Requirement:
For each entry below, please return its exact wording and leave out any picture.
________________
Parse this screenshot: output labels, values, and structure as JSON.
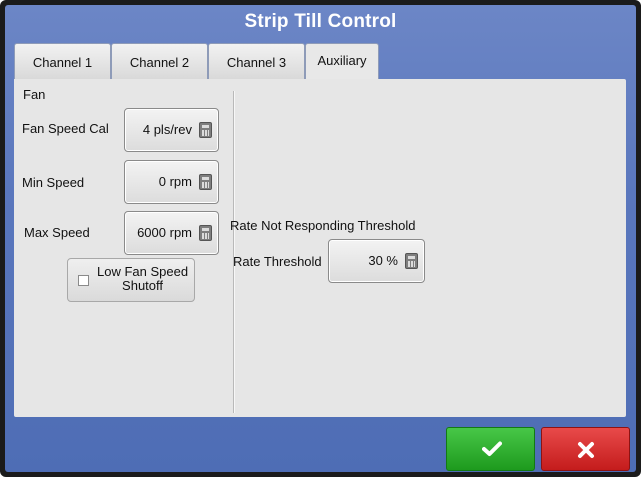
{
  "window": {
    "title": "Strip Till Control"
  },
  "tabs": [
    {
      "label": "Channel 1",
      "active": false
    },
    {
      "label": "Channel 2",
      "active": false
    },
    {
      "label": "Channel 3",
      "active": false
    },
    {
      "label": "Auxiliary",
      "active": true
    }
  ],
  "fan": {
    "section_label": "Fan",
    "speed_cal": {
      "label": "Fan Speed Cal",
      "value": "4 pls/rev"
    },
    "min_speed": {
      "label": "Min Speed",
      "value": "0 rpm"
    },
    "max_speed": {
      "label": "Max Speed",
      "value": "6000 rpm"
    },
    "low_speed_shutoff": {
      "label_line1": "Low Fan Speed",
      "label_line2": "Shutoff",
      "checked": false
    }
  },
  "rate": {
    "section_label": "Rate Not Responding Threshold",
    "threshold": {
      "label": "Rate Threshold",
      "value": "30 %"
    }
  },
  "footer": {
    "ok_icon": "checkmark-icon",
    "cancel_icon": "x-icon",
    "colors": {
      "ok": "#2eae2e",
      "cancel": "#d42a2a"
    }
  },
  "icons": {
    "calculator": "calculator-icon"
  }
}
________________
Response:
Parse this screenshot: output labels, values, and structure as JSON.
{
  "window": {
    "title": "Strip Till Control"
  },
  "tabs": [
    {
      "label": "Channel 1",
      "active": false
    },
    {
      "label": "Channel 2",
      "active": false
    },
    {
      "label": "Channel 3",
      "active": false
    },
    {
      "label": "Auxiliary",
      "active": true
    }
  ],
  "fan": {
    "section_label": "Fan",
    "speed_cal": {
      "label": "Fan Speed Cal",
      "value": "4 pls/rev"
    },
    "min_speed": {
      "label": "Min Speed",
      "value": "0 rpm"
    },
    "max_speed": {
      "label": "Max Speed",
      "value": "6000 rpm"
    },
    "low_speed_shutoff": {
      "label_line1": "Low Fan Speed",
      "label_line2": "Shutoff",
      "checked": false
    }
  },
  "rate": {
    "section_label": "Rate Not Responding Threshold",
    "threshold": {
      "label": "Rate Threshold",
      "value": "30 %"
    }
  },
  "footer": {
    "ok_icon": "checkmark-icon",
    "cancel_icon": "x-icon",
    "colors": {
      "ok": "#2eae2e",
      "cancel": "#d42a2a"
    }
  },
  "icons": {
    "calculator": "calculator-icon"
  }
}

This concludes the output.